Oklahoma and US lose more oil rigs as slump grows

Oklahoma’s rig count in the past week fell by three more to reach only 26 active rigs drilling for new oil and gas sources while nationally, the count plummeted by 62 to 602 rigs.

The Baker Hughes rig count, released a day earlier than normal because of Good Friday and the Easter weekend, showed Oklahoma’s current number of 26 rigs compares to 104 reported at this time in 2019. Nationally, the number of oil rigs fell by 58 to 504 while the number of gas drilling rigs dropped by four to 96.

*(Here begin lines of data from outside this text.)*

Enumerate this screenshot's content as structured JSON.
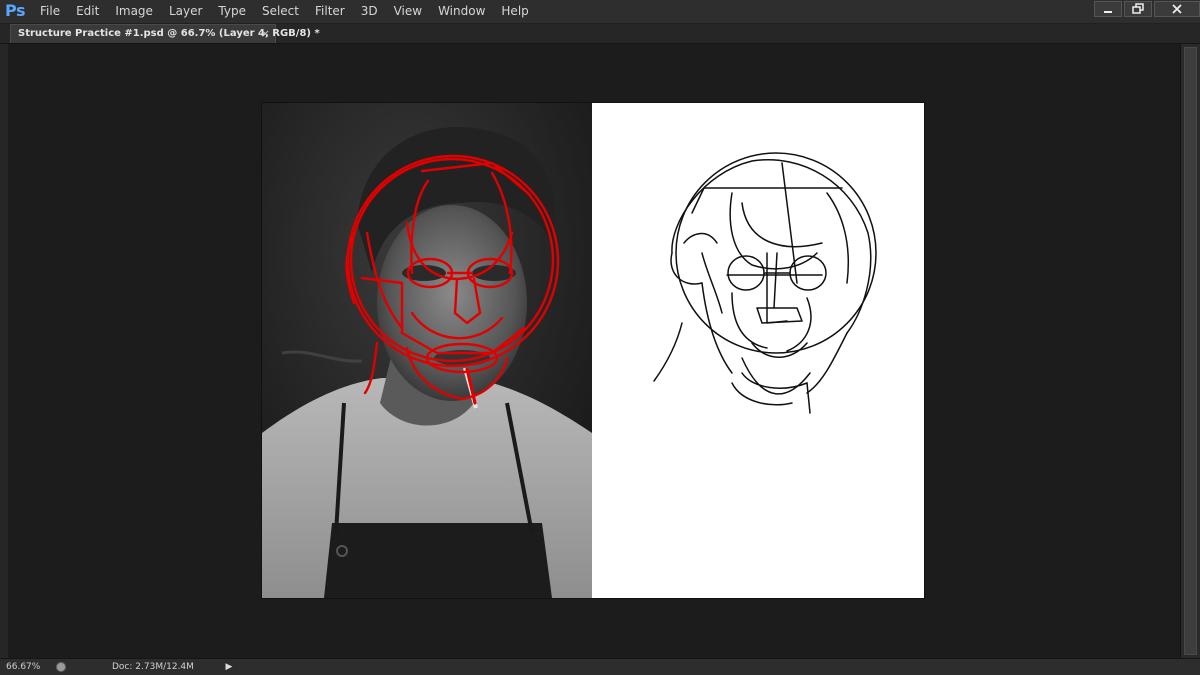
{
  "app": {
    "logo_text": "Ps",
    "menu": [
      "File",
      "Edit",
      "Image",
      "Layer",
      "Type",
      "Select",
      "Filter",
      "3D",
      "View",
      "Window",
      "Help"
    ],
    "window_controls": {
      "minimize_icon": "minimize-icon",
      "restore_icon": "restore-icon",
      "close_icon": "close-icon"
    }
  },
  "document": {
    "tab_title": "Structure Practice #1.psd @ 66.7% (Layer 4, RGB/8) *",
    "tab_close": "×"
  },
  "canvas": {
    "left_panel": "grayscale-photo-with-red-structure-lines",
    "right_panel": "black-line-structure-sketch",
    "colors": {
      "structure_lines": "#e00000",
      "sketch_lines": "#111111",
      "paper": "#ffffff"
    }
  },
  "status": {
    "zoom": "66.67%",
    "doc_info": "Doc: 2.73M/12.4M",
    "arrow": "▶"
  },
  "colors": {
    "ps_logo": "#5aa6ff",
    "workspace": "#1c1c1c",
    "menubar": "#2e2e2e"
  }
}
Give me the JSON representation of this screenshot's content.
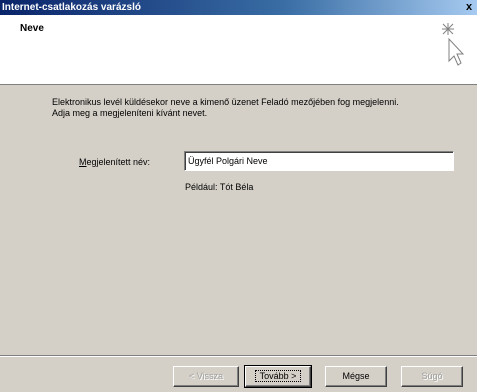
{
  "window": {
    "title": "Internet-csatlakozás varázsló",
    "close_glyph": "x"
  },
  "header": {
    "title": "Neve",
    "icon": "wizard-sparkle-cursor-icon"
  },
  "body": {
    "description_line1": "Elektronikus levél küldésekor neve a kimenő üzenet Feladó mezőjében fog megjelenni.",
    "description_line2": "Adja meg a megjeleníteni kívánt nevet.",
    "field_label_accel": "M",
    "field_label_rest": "egjelenített név:",
    "field_value": "Ügyfél Polgári Neve",
    "example": "Például: Tót Béla"
  },
  "buttons": {
    "back": "< Vissza",
    "next": "Tovább >",
    "cancel": "Mégse",
    "help": "Súgó"
  }
}
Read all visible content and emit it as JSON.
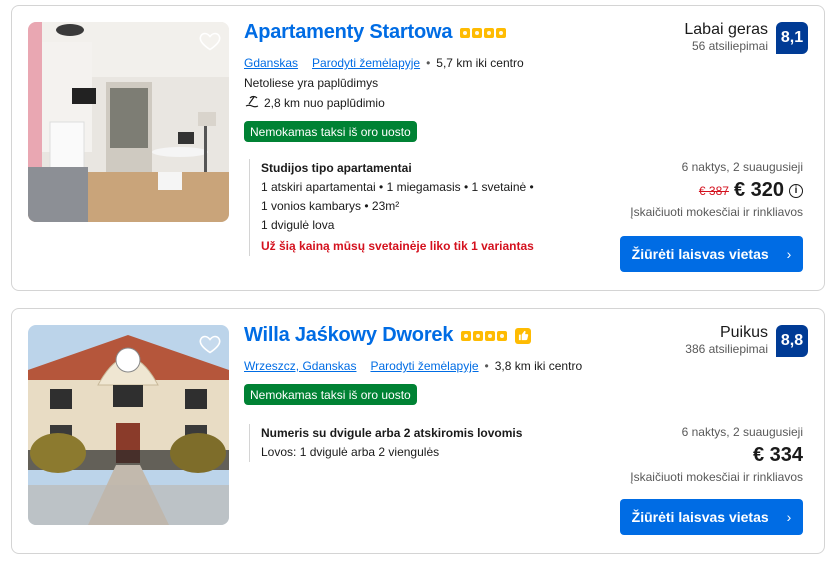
{
  "listings": [
    {
      "name": "Apartamenty Startowa",
      "stars": 4,
      "location": "Gdanskas",
      "map_link": "Parodyti žemėlapyje",
      "distance": "5,7 km iki centro",
      "beach_note": "Netoliese yra paplūdimys",
      "beach_distance": "2,8 km nuo paplūdimio",
      "taxi_badge": "Nemokamas taksi iš oro uosto",
      "room_title": "Studijos tipo apartamentai",
      "room_lines": [
        "1 atskiri apartamentai • 1 miegamasis • 1 svetainė •",
        "1 vonios kambarys • 23m²",
        "1 dvigulė lova"
      ],
      "warning": "Už šią kainą mūsų svetainėje liko tik 1 variantas",
      "review_word": "Labai geras",
      "review_count": "56 atsiliepimai",
      "score": "8,1",
      "stay_info": "6 naktys, 2 suaugusieji",
      "old_price": "€ 387",
      "price": "€ 320",
      "tax_note": "Įskaičiuoti mokesčiai ir rinkliavos",
      "cta": "Žiūrėti laisvas vietas"
    },
    {
      "name": "Willa Jaśkowy Dworek",
      "stars": 4,
      "location": "Wrzeszcz, Gdanskas",
      "map_link": "Parodyti žemėlapyje",
      "distance": "3,8 km iki centro",
      "taxi_badge": "Nemokamas taksi iš oro uosto",
      "room_title": "Numeris su dvigule arba 2 atskiromis lovomis",
      "room_lines": [
        "Lovos: 1 dvigulė arba 2 viengulės"
      ],
      "review_word": "Puikus",
      "review_count": "386 atsiliepimai",
      "score": "8,8",
      "stay_info": "6 naktys, 2 suaugusieji",
      "price": "€ 334",
      "tax_note": "Įskaičiuoti mokesčiai ir rinkliavos",
      "cta": "Žiūrėti laisvas vietas"
    }
  ],
  "colors": {
    "link": "#006ce4",
    "score_bg": "#003b95",
    "badge_green": "#008234",
    "warning": "#d4111e",
    "star": "#febb02"
  },
  "icons": {
    "heart": "heart-icon",
    "beach": "beach-icon",
    "info": "info-icon",
    "chevron": "chevron-right-icon",
    "thumb": "thumbs-up-icon"
  }
}
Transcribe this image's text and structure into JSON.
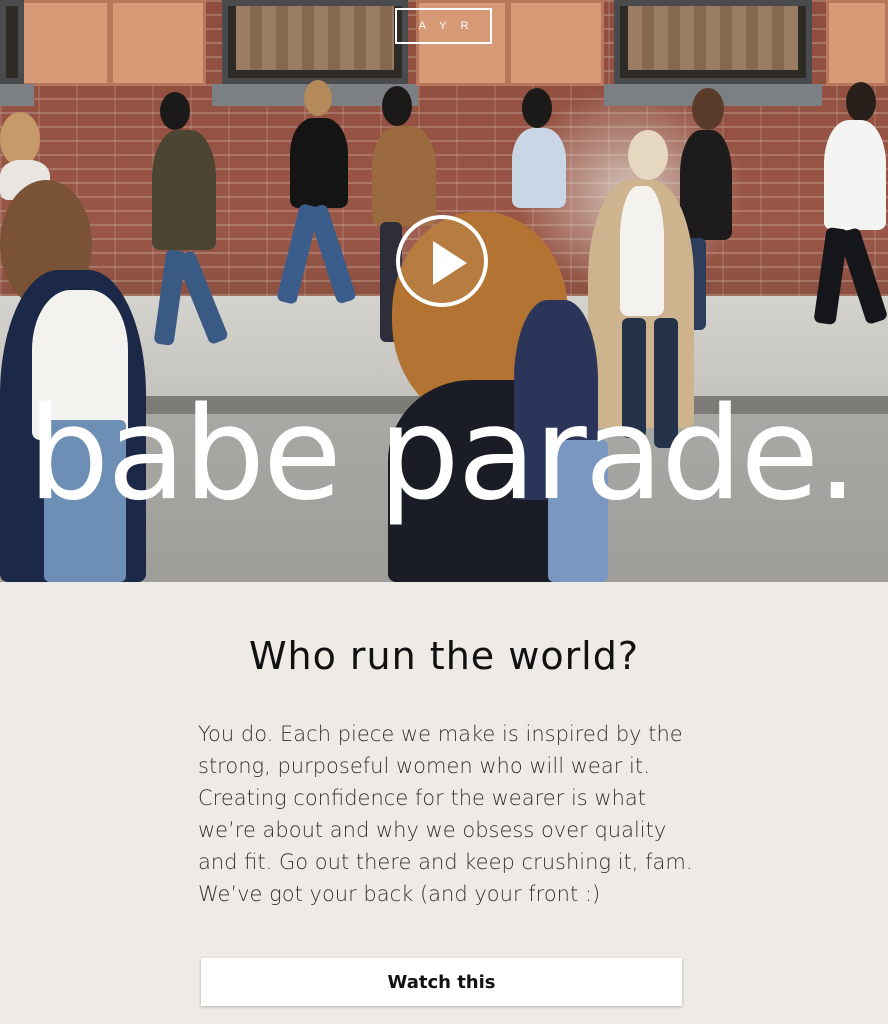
{
  "hero": {
    "logo": "AYR",
    "headline": "babe parade.",
    "play_icon": "play-circle-icon"
  },
  "section": {
    "title": "Who run the world?",
    "body": "You do. Each piece we make is inspired by the strong, purposeful women who will wear it. Creating confidence for the wearer is what we’re about and why we obsess over quality and fit. Go out there and keep crushing it, fam. We’ve got your back (and your front :)",
    "cta_label": "Watch this"
  },
  "colors": {
    "background": "#eeebe7",
    "brick": "#9a5747",
    "text": "#111111",
    "button_bg": "#ffffff"
  }
}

This past week’s national rig count is down 420 from last year when there were 1,022 rigs drilling for new energy.

Every oil and gas producing state saw declines from a year ago and in most cases from a week ago. Kansas was the lone exception where, according to the Red Top Rig Report published by the Independent Oil and Gas Service, the count increased by two to reach 8 this week. A year ago, there were 33 active rigs in Kansas.

Colorado reported a loss of two to 16 rigs, half of the number last year at this time. Louisiana saw a decline of one to 43 years, down 23 from last year.

New Mexico’s count dropped by 7 to 93 rigs, a dozen below last year’s numbers. North Dakota saw the count slide by one to 41, 20 fewer than a year ago.

Texas saw its count plunge by 36 rigs to 302 or 200 fewer than last year at this time. Wyoming dropped four rigs to 10, down from the 36 last year.

The Permian Basin, the largest and most productive of the oil pays lost 35 rigs this past week to reach 316, a far cry from the 464 last year. The Mississippian play in Oklahoma and Southern Kansas has no rig activity while the Granite Wash in Western Oklahoma and the Texas Panhandle has only two rigs in action, a decline of one.

The Ardmore Woodford remained at four and the Arkoma Woodford stayed at only one rig.The D-J Basin in Colorado saw a decline of two to 16 rigs while the Eagle Ford of South Texas fell by six to 51 rigs. The Williston in North Dakota slipped by two rigs to 41.